When does Europe count?

WHEN DOES EUROPE COUNT?…. There are a growing number of deficit-reduction reports garnering attention in D.C. lately, but the Rivlin/Domenici approach is of particular interest when it comes to taxes.

Former OMB Director Alice Rivlin and former Sen. Pete Domenici (R-N.M.) would lower income taxes, and offset the costs with a 6.5% national sales tax and an excise tax on sugar drinks like soda.

Any chance Republicans might consider something along these lines? Incoming House Majority Leader Eric Cantor (R-Va.) told the Wall Street Journal there’s a problem with this kind of approach.

[Cantor] said Tuesday that many lawmakers wouldn’t support VAT-type tax because its ties to Europe might make it politically poisonous in Washington.

“I don’t think any of us want us to go the direction of the social welfare states around the world,” Mr. Cantor said at the CEO Council.

This is what passes for substantive policy analysis from Eric Cantor. We could debate the relative merits of a consumption tax, or we could dismiss it for sounding “European.”

It would be helpful if, at some point, Republicans could get together and let everyone know when Europe is allowed to be considered. This week, Sen. George Voinovich (R-Ohio) said he doesn’t want to ratify a nuclear arms treaty until he’s satisfied that Europe approves of it. Former half-term Gov. Sarah Palin (R) said last week that quantitative easing from the Fed must be a bad idea if Europe doesn’t like it. For News president Roger Ailes said this week that President Obama should take his cues on monetary policy from Europe.

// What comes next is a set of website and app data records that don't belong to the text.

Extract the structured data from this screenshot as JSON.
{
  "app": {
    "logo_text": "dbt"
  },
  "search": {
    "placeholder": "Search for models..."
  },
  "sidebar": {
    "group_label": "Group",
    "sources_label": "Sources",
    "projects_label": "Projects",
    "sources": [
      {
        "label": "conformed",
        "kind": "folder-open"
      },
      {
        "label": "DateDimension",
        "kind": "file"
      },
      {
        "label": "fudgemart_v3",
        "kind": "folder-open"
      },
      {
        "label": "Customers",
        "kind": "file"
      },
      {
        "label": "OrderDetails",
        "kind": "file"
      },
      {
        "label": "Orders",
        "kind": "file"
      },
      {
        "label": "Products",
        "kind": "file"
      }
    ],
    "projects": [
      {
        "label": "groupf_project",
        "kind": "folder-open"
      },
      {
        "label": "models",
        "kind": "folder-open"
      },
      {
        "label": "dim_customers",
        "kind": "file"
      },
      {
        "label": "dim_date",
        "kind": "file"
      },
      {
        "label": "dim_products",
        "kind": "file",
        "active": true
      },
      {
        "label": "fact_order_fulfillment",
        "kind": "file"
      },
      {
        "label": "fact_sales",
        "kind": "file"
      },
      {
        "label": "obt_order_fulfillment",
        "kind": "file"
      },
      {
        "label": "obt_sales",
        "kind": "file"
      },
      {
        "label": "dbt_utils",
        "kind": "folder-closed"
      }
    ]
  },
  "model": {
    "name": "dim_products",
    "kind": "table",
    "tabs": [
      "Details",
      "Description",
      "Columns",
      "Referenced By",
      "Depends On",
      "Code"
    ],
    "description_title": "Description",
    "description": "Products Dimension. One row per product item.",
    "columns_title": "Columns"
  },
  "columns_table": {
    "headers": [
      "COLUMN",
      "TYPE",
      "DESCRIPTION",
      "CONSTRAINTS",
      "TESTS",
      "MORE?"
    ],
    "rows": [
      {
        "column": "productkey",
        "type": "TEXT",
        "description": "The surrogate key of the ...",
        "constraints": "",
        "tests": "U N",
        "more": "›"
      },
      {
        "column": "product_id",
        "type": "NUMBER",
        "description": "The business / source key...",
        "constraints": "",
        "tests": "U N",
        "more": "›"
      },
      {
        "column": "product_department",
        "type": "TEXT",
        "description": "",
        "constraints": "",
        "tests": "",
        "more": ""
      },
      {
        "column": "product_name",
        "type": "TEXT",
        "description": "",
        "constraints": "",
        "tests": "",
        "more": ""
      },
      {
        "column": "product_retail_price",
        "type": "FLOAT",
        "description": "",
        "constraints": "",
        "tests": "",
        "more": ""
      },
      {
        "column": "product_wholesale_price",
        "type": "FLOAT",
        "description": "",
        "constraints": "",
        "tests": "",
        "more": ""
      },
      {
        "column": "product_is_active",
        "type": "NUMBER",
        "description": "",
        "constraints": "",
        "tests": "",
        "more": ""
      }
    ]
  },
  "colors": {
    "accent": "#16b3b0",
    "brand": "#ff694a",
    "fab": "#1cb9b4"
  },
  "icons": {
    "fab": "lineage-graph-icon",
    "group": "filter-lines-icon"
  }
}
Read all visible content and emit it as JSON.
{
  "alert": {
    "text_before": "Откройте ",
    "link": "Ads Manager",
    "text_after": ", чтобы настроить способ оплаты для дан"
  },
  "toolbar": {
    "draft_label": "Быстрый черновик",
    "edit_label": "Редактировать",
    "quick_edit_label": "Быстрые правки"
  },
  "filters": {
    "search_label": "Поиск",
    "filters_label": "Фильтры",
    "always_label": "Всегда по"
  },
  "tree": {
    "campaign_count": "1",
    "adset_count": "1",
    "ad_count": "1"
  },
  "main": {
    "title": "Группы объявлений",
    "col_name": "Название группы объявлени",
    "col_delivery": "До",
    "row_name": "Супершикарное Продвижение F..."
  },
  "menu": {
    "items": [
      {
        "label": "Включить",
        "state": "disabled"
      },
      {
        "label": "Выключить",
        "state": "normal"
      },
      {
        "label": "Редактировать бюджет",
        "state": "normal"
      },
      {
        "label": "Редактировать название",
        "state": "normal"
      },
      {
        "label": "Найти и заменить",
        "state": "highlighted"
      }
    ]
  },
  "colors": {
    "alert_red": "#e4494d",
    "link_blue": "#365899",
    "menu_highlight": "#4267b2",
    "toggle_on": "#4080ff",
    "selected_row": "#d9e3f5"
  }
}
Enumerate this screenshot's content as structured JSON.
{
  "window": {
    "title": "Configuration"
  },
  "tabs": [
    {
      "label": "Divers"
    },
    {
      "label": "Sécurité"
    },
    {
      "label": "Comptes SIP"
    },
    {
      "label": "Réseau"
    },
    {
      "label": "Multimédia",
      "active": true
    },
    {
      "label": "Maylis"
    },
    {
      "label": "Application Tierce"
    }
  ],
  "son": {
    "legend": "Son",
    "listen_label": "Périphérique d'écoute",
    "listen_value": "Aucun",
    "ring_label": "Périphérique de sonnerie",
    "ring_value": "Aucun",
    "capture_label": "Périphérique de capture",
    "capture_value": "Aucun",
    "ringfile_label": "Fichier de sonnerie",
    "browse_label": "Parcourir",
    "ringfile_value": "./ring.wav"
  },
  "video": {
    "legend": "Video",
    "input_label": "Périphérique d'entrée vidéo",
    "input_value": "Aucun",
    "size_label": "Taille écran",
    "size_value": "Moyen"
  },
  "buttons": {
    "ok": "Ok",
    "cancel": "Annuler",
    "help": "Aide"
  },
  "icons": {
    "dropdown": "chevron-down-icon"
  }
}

So, Republicans, what’s it going to be? Are European approaches to be ignored or embraced? Mixed messages aren’t helpful.